7 Random Acts of Kindness to Offer Yourself and Others

In the words of Sharon Salzberg, “A commitment to kindness can be the thread that twines throughout our various successes, disappointments, delights, and traumas, making our lives seamless, giving us ballast in a world of change, a reservoir of heartfulness to infuse our choices, our relationships, and our reactions.” Here are seven ways to tap into that reservoir, today and every day.

Set yourself the goal of having a “micro-moment” of positive connection with everyone you interact with. “Love blossoms virtually any time two or more people—even strangers—connect over a shared positive emotion, be it mild or strong,” says positive psychologist Barbara Fredrickson. “Your micro-moments of love not only make you healthier, but being healthier also builds your capacity for love.”

Write someone a letter. “Dig out that stationary buried in a desk drawer, brew a cup of tea, find a cozy seat in a quiet location, and write a few letters,” suggests Kripalu School of Yoga teacher trainer Larissa Hall Carlson. “You can keep it short and sweet—the important thing is to write with well wishes in your heart." 

When you feel a difficult emotion rising within you, try this simple practice. “In a moment of judgment, or reeling with anger, heavy with disappointment, frozen in overanalyzing, deep in shame, imploding with total inadequacy—bless your own heart,” explains Ashleigh Sergeant, head of yoga content for Gaia.com and former global yoga trainer for Adidas. “Change that focus to one of gratitude and thank whatever part of yourself is doing its best to protect you in the only way it knows how.”

Listen more closely. “Often we have conversations where we are only partially paying attention,” says Sharon. “We’re thinking about the next email we need to send, or what we forgot to mention to the last person we spoke to. Or we decide we know what the other person is going to say, based on past encounters.
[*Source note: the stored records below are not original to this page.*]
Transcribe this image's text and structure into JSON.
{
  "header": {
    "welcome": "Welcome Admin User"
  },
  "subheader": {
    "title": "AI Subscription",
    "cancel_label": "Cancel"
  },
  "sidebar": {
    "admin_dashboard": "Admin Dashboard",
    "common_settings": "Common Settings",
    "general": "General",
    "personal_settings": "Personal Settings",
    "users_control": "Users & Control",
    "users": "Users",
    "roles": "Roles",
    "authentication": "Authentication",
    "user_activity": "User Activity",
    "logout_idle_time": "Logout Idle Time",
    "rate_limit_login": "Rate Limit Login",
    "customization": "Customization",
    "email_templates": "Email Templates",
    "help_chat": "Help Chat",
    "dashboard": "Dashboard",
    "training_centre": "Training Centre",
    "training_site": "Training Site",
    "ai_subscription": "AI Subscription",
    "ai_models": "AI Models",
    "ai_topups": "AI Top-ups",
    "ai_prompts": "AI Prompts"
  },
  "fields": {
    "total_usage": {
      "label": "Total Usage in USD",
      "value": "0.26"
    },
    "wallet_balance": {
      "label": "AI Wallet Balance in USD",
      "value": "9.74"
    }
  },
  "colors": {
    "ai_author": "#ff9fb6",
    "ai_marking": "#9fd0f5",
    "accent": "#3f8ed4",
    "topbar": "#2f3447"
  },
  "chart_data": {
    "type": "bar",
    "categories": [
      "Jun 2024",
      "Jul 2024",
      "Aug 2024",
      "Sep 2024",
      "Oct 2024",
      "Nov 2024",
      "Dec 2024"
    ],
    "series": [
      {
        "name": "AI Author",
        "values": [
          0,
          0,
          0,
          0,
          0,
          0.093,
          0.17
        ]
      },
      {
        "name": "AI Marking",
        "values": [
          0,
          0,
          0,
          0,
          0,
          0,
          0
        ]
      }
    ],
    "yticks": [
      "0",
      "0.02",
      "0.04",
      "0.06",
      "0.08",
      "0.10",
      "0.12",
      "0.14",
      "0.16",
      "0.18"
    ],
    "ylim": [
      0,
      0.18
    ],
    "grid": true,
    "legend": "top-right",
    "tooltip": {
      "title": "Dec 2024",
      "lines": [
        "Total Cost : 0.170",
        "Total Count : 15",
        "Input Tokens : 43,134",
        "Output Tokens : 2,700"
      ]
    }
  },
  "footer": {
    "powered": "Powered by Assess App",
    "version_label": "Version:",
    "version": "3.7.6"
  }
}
Reopening that closed file by listening is a powerful gesture of kindness, one that allows fresh responses and transformed relationships.”

Do metta meditation for three minutes. “The Pali word metta is most often translated as ‘loving-kindness,’” says Kripalu Lead Faculty Janna Delgado, “and the practice of metta meditation helps open your heart to yourself and to others.” Here’s how to do it.

If someone gives you a compliment today, pay it forward. “Bring that appreciation into your heart, honor it, let it nourish you—and then serve that back up, like a ball of energy that you’re passing on to the next person,” says positive psychologist Maria Sirois, a longtime faculty member at Kripalu.

Ask yourself, What do I need? “When somebody asks us that question, it so touches our hearts, but we don’t usually ask ourselves that question—in a kind way rather than with an edge to it,” says self-compassion expert Christopher Germer. “Sometimes we need to comfort and soothe ourselves for how hard it is to be a human being.”